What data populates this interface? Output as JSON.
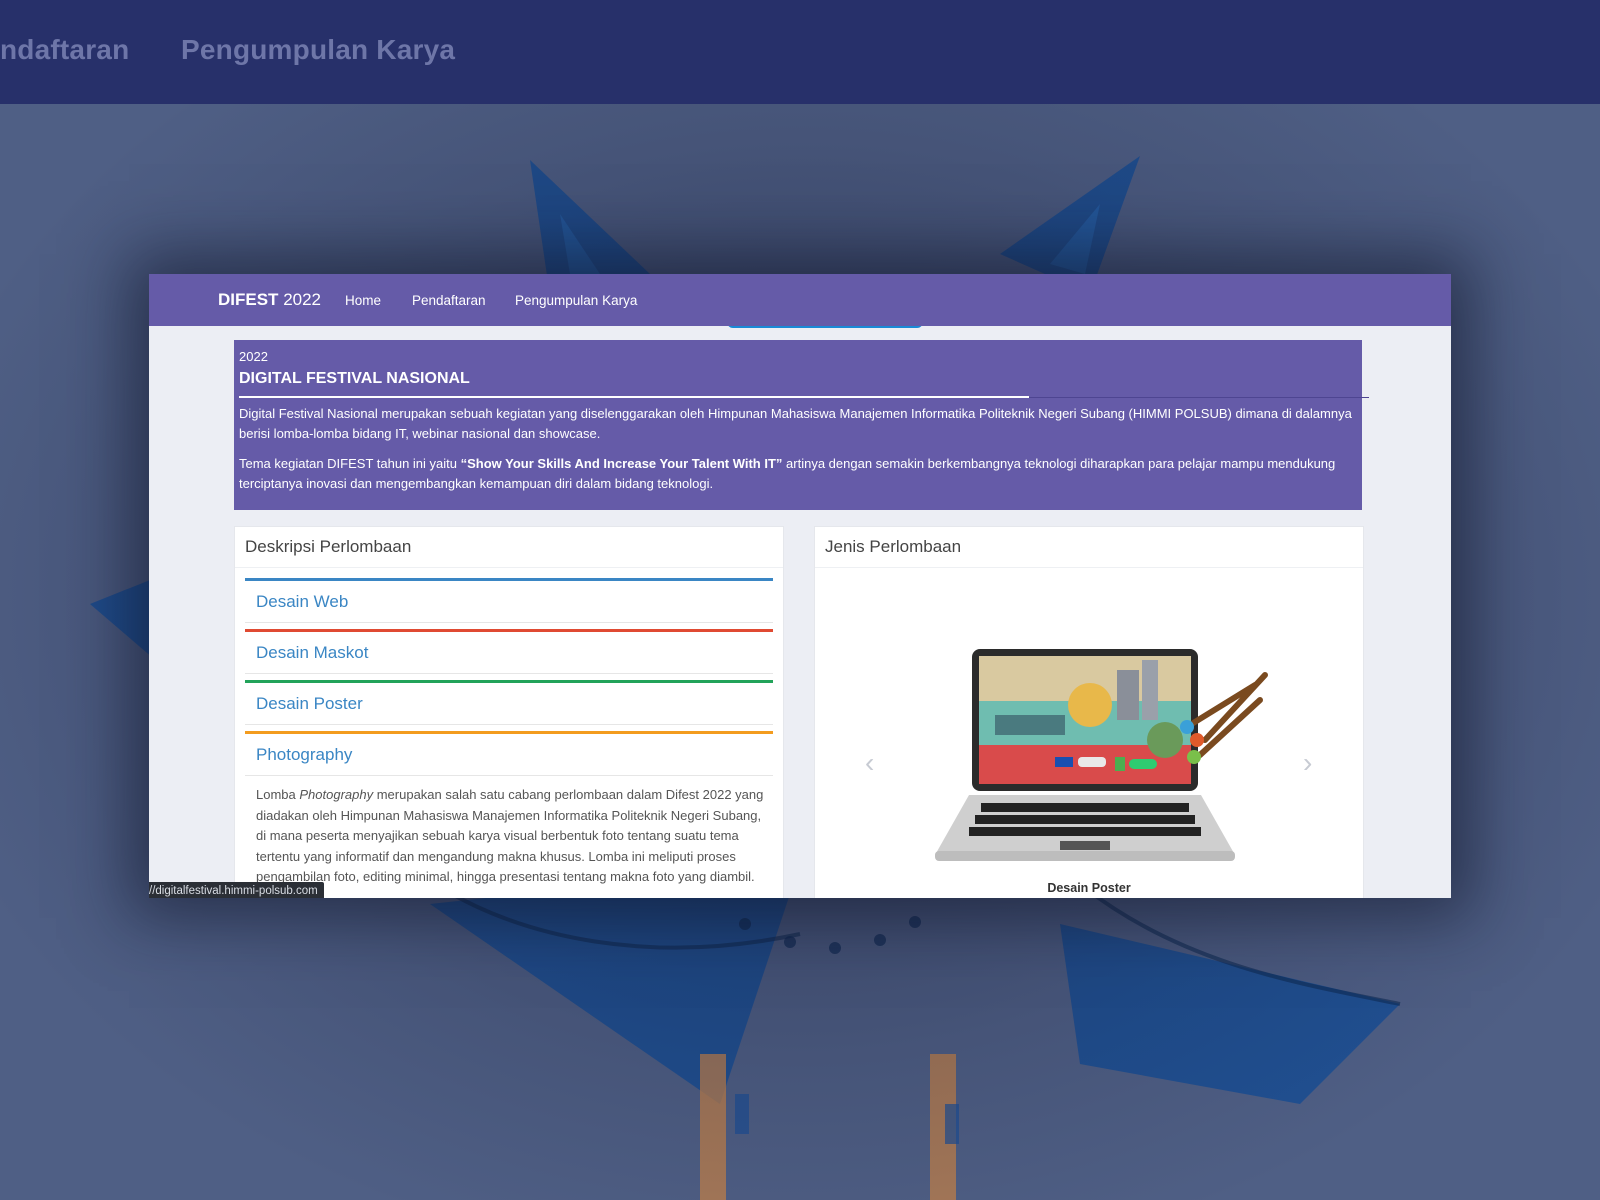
{
  "background": {
    "nav_items": [
      "ndaftaran",
      "Pengumpulan Karya"
    ]
  },
  "site": {
    "brand_bold": "DIFEST",
    "brand_year": "2022",
    "nav": [
      "Home",
      "Pendaftaran",
      "Pengumpulan Karya"
    ]
  },
  "hero": {
    "year": "2022",
    "title": "DIGITAL FESTIVAL NASIONAL",
    "paragraph1": "Digital Festival Nasional merupakan sebuah kegiatan yang diselenggarakan oleh Himpunan Mahasiswa Manajemen Informatika Politeknik Negeri Subang (HIMMI POLSUB) dimana di dalamnya berisi lomba-lomba bidang IT, webinar nasional dan showcase.",
    "paragraph2_prefix": "Tema kegiatan DIFEST tahun ini yaitu ",
    "paragraph2_theme": "“Show Your Skills And Increase Your Talent With IT”",
    "paragraph2_suffix": " artinya dengan semakin berkembangnya teknologi diharapkan para pelajar mampu mendukung terciptanya inovasi dan mengembangkan kemampuan diri dalam bidang teknologi."
  },
  "deskripsi": {
    "title": "Deskripsi Perlombaan",
    "items": [
      {
        "label": "Desain Web",
        "color": "#3a86c4"
      },
      {
        "label": "Desain Maskot",
        "color": "#e04a32"
      },
      {
        "label": "Desain Poster",
        "color": "#22a35a"
      },
      {
        "label": "Photography",
        "color": "#f39c1f"
      }
    ],
    "desc_prefix": "Lomba ",
    "desc_italic": "Photography",
    "desc_rest": " merupakan salah satu cabang perlombaan dalam Difest 2022 yang diadakan oleh Himpunan Mahasiswa Manajemen Informatika Politeknik Negeri Subang, di mana peserta menyajikan sebuah karya visual berbentuk foto tentang suatu tema tertentu yang informatif dan mengandung makna khusus. Lomba ini meliputi proses pengambilan foto, editing minimal, hingga presentasi tentang makna foto yang diambil."
  },
  "jenis": {
    "title": "Jenis Perlombaan",
    "caption": "Desain Poster",
    "prev_icon": "chevron-left-icon",
    "next_icon": "chevron-right-icon"
  },
  "status_bar": {
    "url": "//digitalfestival.himmi-polsub.com"
  }
}
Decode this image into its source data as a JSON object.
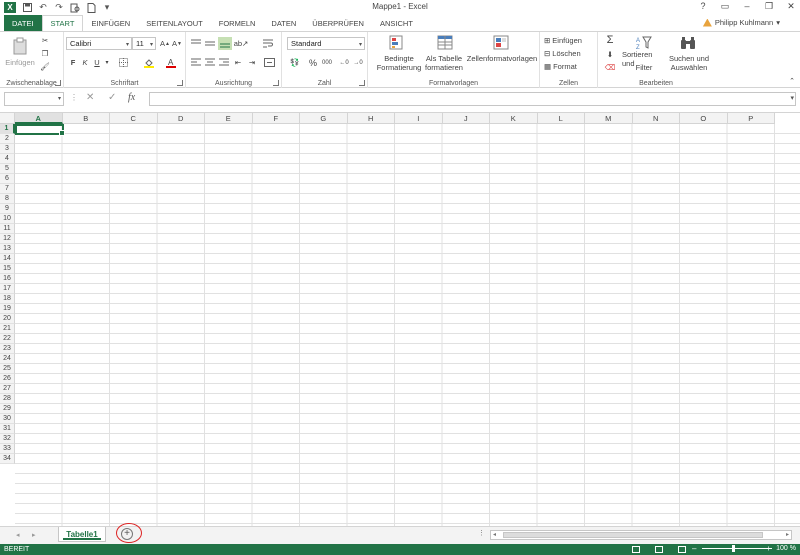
{
  "app": {
    "logo": "X",
    "title": "Mappe1 - Excel",
    "user": "Philipp Kuhlmann",
    "help": "?"
  },
  "tabs": [
    "DATEI",
    "START",
    "EINFÜGEN",
    "SEITENLAYOUT",
    "FORMELN",
    "DATEN",
    "ÜBERPRÜFEN",
    "ANSICHT"
  ],
  "ribbon": {
    "clipboard": {
      "label": "Zwischenablage",
      "paste": "Einfügen"
    },
    "font": {
      "label": "Schriftart",
      "name": "Calibri",
      "size": "11",
      "bold": "F",
      "italic": "K",
      "underline": "U"
    },
    "alignment": {
      "label": "Ausrichtung"
    },
    "number": {
      "label": "Zahl",
      "format": "Standard",
      "percent": "%",
      "thousands": "000"
    },
    "styles": {
      "label": "Formatvorlagen",
      "cond1": "Bedingte",
      "cond2": "Formatierung",
      "table1": "Als Tabelle",
      "table2": "formatieren",
      "cellstyles": "Zellenformatvorlagen"
    },
    "cells": {
      "label": "Zellen",
      "insert": "Einfügen",
      "delete": "Löschen",
      "format": "Format"
    },
    "editing": {
      "label": "Bearbeiten",
      "sort1": "Sortieren und",
      "sort2": "Filter",
      "find1": "Suchen und",
      "find2": "Auswählen"
    }
  },
  "formulabar": {
    "fx": "fx",
    "value": ""
  },
  "columns": [
    "A",
    "B",
    "C",
    "D",
    "E",
    "F",
    "G",
    "H",
    "I",
    "J",
    "K",
    "L",
    "M",
    "N",
    "O",
    "P"
  ],
  "rows": [
    "1",
    "2",
    "3",
    "4",
    "5",
    "6",
    "7",
    "8",
    "9",
    "10",
    "11",
    "12",
    "13",
    "14",
    "15",
    "16",
    "17",
    "18",
    "19",
    "20",
    "21",
    "22",
    "23",
    "24",
    "25",
    "26",
    "27",
    "28",
    "29",
    "30",
    "31",
    "32",
    "33",
    "34"
  ],
  "sheets": {
    "active": "Tabelle1",
    "add": "+"
  },
  "status": {
    "mode": "BEREIT",
    "zoom": "100 %"
  }
}
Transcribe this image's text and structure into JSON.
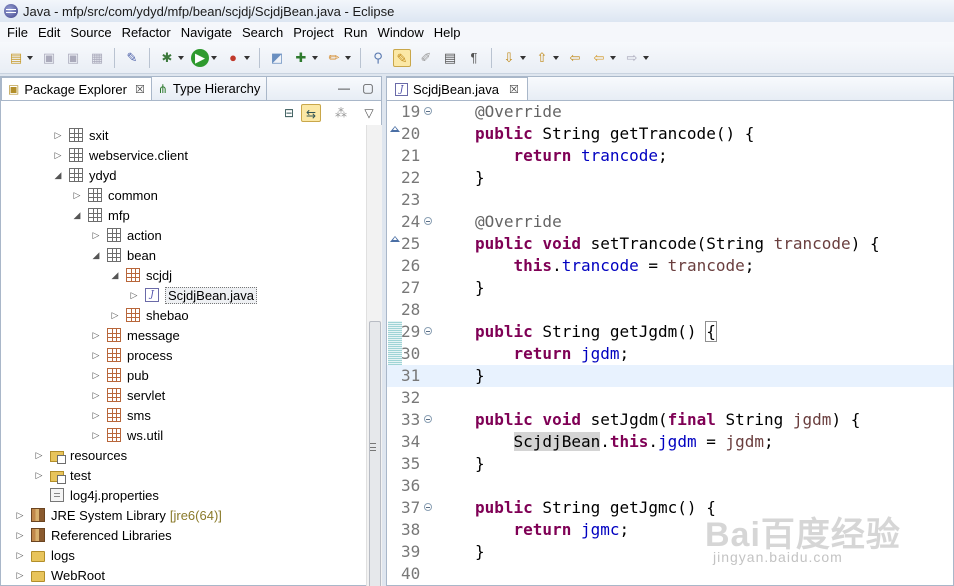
{
  "window": {
    "title": "Java - mfp/src/com/ydyd/mfp/bean/scjdj/ScjdjBean.java - Eclipse"
  },
  "menu": [
    "File",
    "Edit",
    "Source",
    "Refactor",
    "Navigate",
    "Search",
    "Project",
    "Run",
    "Window",
    "Help"
  ],
  "toolbar": {
    "icons": [
      "new-icon",
      "save-icon",
      "save-all-icon",
      "print-icon",
      "pin-icon",
      "debug-icon",
      "run-icon",
      "external-tools-icon",
      "new-java-project-icon",
      "new-package-icon",
      "open-type-icon",
      "search-icon",
      "toggle-mark-occurrences-icon",
      "highlight-icon",
      "show-whitespace-icon",
      "block-selection-icon",
      "next-annotation-icon",
      "previous-annotation-icon",
      "last-edit-location-icon",
      "back-icon",
      "forward-icon"
    ]
  },
  "left_panel": {
    "tabs": [
      {
        "label": "Package Explorer",
        "close": "☒"
      },
      {
        "label": "Type Hierarchy"
      }
    ],
    "tree": [
      {
        "label": "sxit",
        "depth": 3,
        "icon": "package",
        "twisty": "▷"
      },
      {
        "label": "webservice.client",
        "depth": 3,
        "icon": "package",
        "twisty": "▷"
      },
      {
        "label": "ydyd",
        "depth": 3,
        "icon": "package",
        "twisty": "◢"
      },
      {
        "label": "common",
        "depth": 4,
        "icon": "package",
        "twisty": "▷"
      },
      {
        "label": "mfp",
        "depth": 4,
        "icon": "package",
        "twisty": "◢"
      },
      {
        "label": "action",
        "depth": 5,
        "icon": "package",
        "twisty": "▷"
      },
      {
        "label": "bean",
        "depth": 5,
        "icon": "package",
        "twisty": "◢"
      },
      {
        "label": "scjdj",
        "depth": 6,
        "icon": "package-orange",
        "twisty": "◢"
      },
      {
        "label": "ScjdjBean.java",
        "depth": 7,
        "icon": "java-file",
        "twisty": "▷",
        "selected": true
      },
      {
        "label": "shebao",
        "depth": 6,
        "icon": "package-orange",
        "twisty": "▷"
      },
      {
        "label": "message",
        "depth": 5,
        "icon": "package-orange",
        "twisty": "▷"
      },
      {
        "label": "process",
        "depth": 5,
        "icon": "package-orange",
        "twisty": "▷"
      },
      {
        "label": "pub",
        "depth": 5,
        "icon": "package-orange",
        "twisty": "▷"
      },
      {
        "label": "servlet",
        "depth": 5,
        "icon": "package-orange",
        "twisty": "▷"
      },
      {
        "label": "sms",
        "depth": 5,
        "icon": "package-orange",
        "twisty": "▷"
      },
      {
        "label": "ws.util",
        "depth": 5,
        "icon": "package-orange",
        "twisty": "▷"
      },
      {
        "label": "resources",
        "depth": 2,
        "icon": "source-folder",
        "twisty": "▷"
      },
      {
        "label": "test",
        "depth": 2,
        "icon": "source-folder",
        "twisty": "▷"
      },
      {
        "label": "log4j.properties",
        "depth": 2,
        "icon": "properties-file",
        "twisty": ""
      },
      {
        "label": "JRE System Library",
        "suffix": "[jre6(64)]",
        "depth": 1,
        "icon": "library",
        "twisty": "▷"
      },
      {
        "label": "Referenced Libraries",
        "depth": 1,
        "icon": "library",
        "twisty": "▷"
      },
      {
        "label": "logs",
        "depth": 1,
        "icon": "folder",
        "twisty": "▷"
      },
      {
        "label": "WebRoot",
        "depth": 1,
        "icon": "folder",
        "twisty": "▷"
      }
    ]
  },
  "editor": {
    "tab_label": "ScjdjBean.java",
    "tab_close": "☒",
    "current_line": 31,
    "lines": [
      {
        "n": "19",
        "fold": true,
        "code": "    @Override"
      },
      {
        "n": "20",
        "override": true,
        "code": "    public String getTrancode() {"
      },
      {
        "n": "21",
        "code": "        return trancode;"
      },
      {
        "n": "22",
        "code": "    }"
      },
      {
        "n": "23",
        "code": ""
      },
      {
        "n": "24",
        "fold": true,
        "code": "    @Override"
      },
      {
        "n": "25",
        "override": true,
        "code": "    public void setTrancode(String trancode) {"
      },
      {
        "n": "26",
        "code": "        this.trancode = trancode;"
      },
      {
        "n": "27",
        "code": "    }"
      },
      {
        "n": "28",
        "code": ""
      },
      {
        "n": "29",
        "fold": true,
        "code": "    public String getJgdm() {"
      },
      {
        "n": "30",
        "code": "        return jgdm;"
      },
      {
        "n": "31",
        "code": "    }"
      },
      {
        "n": "32",
        "code": ""
      },
      {
        "n": "33",
        "fold": true,
        "code": "    public void setJgdm(final String jgdm) {"
      },
      {
        "n": "34",
        "code": "        ScjdjBean.this.jgdm = jgdm;"
      },
      {
        "n": "35",
        "code": "    }"
      },
      {
        "n": "36",
        "code": ""
      },
      {
        "n": "37",
        "fold": true,
        "code": "    public String getJgmc() {"
      },
      {
        "n": "38",
        "code": "        return jgmc;"
      },
      {
        "n": "39",
        "code": "    }"
      },
      {
        "n": "40",
        "code": ""
      }
    ]
  },
  "watermark": {
    "logo": "Bai百度经验",
    "sub": "jingyan.baidu.com"
  }
}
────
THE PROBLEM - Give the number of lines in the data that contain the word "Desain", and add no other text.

EXPECTED ANSWER - 4